The words "vacation home" and "social enterprise" were rarely used in the same context – until Living Architecture came around. A collaboration between author Alain de Botton and some of the world's finest architects, Living Architecture rents out daring, modern holiday homes for approximately $32/person/night, in the hope of getting people "desperately excited by the possibilities opened up by great architecture" …
In an interview with Vogue Living Australia (March/April 2011), architecture-enthusiast and Living Architecture Creative Director de Botton goes on to say, "I want people to think more about what buildings do to us, to be more demanding of what property developers build. I want, in a small way, for them to become ambassadors for progressive, good design."
I love, love, love this concept, the idea that spending a holiday in a beautiful home can change us, change our ideas of what the world can be like. First of all, everyone needs a vacation. Spending a few days somewhere different, relaxing, exploring, experiencing new & wondrous things – I think it makes us better people. But many of us simply can't afford a getaway, especially a stay in a lovely and fascinating place. By democratizing vacation homes, so many more people will get to experience a true holiday.
Second, there's the idea of "what buildings do to us". I know that the times I stayed at the Ace Hotel (twice), I went out into the city each morning calm, relaxed, forgiving, and patient. The space soothed me, and the care that went into each detail made me feel like there was hope for the world. On the other hand, when my building's lock is broken (again), and the stairs are filthy (again), and the cheapest-possible cupboards break (again), I feel stressed, rattled, on edge, and I take that energy with me out into the world. I think many of us, at least those that can't afford nicer places, take those kinds of things for granted. But de Botton is saying that we shouldn't, that everyone, no matter what rent you pay, deserves humane architecture and design. By staying in places such as these, we see what is possible and are less likely to accept poorly-designed, poorly-made buildings.

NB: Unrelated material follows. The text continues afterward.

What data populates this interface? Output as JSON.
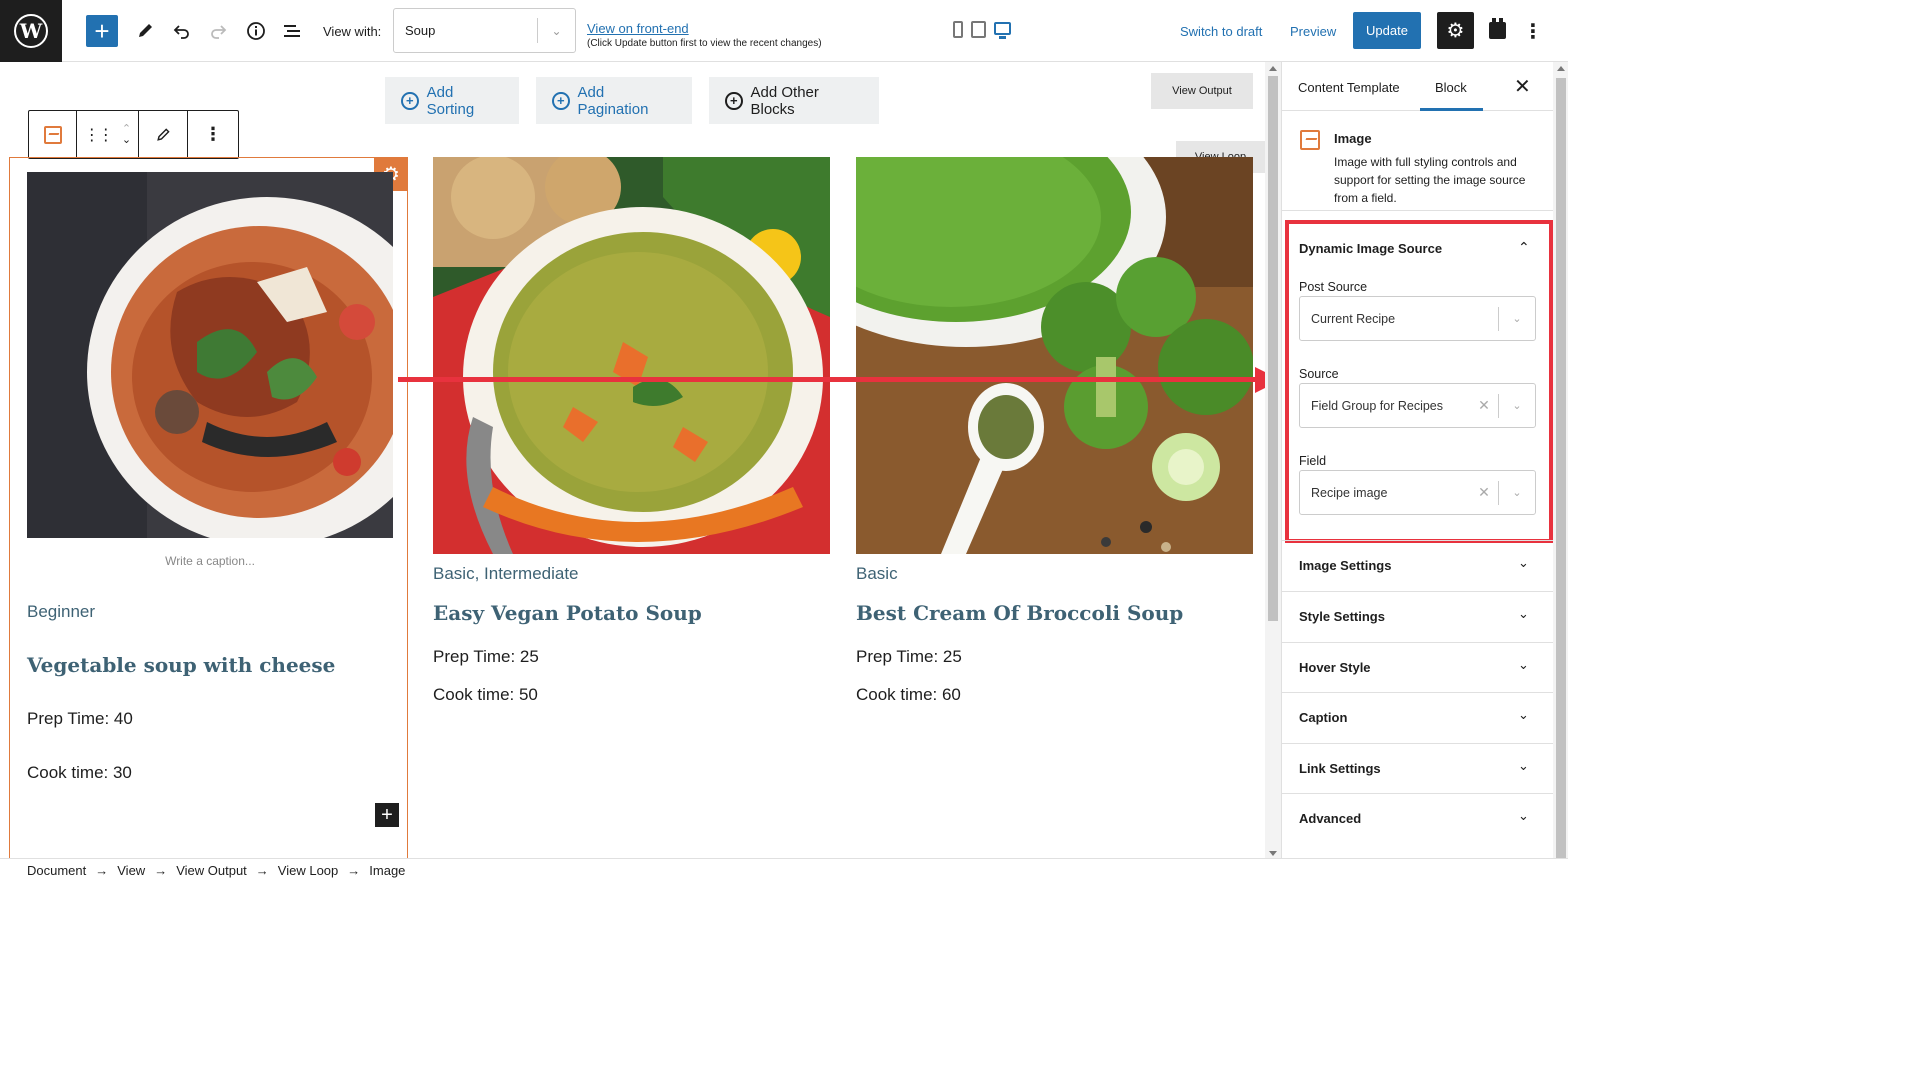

If you need me, I'll be daydreaming about futuristic vacation homes in the English countryside, and a future of beautiful homes for all of us.
Images: Living Architecture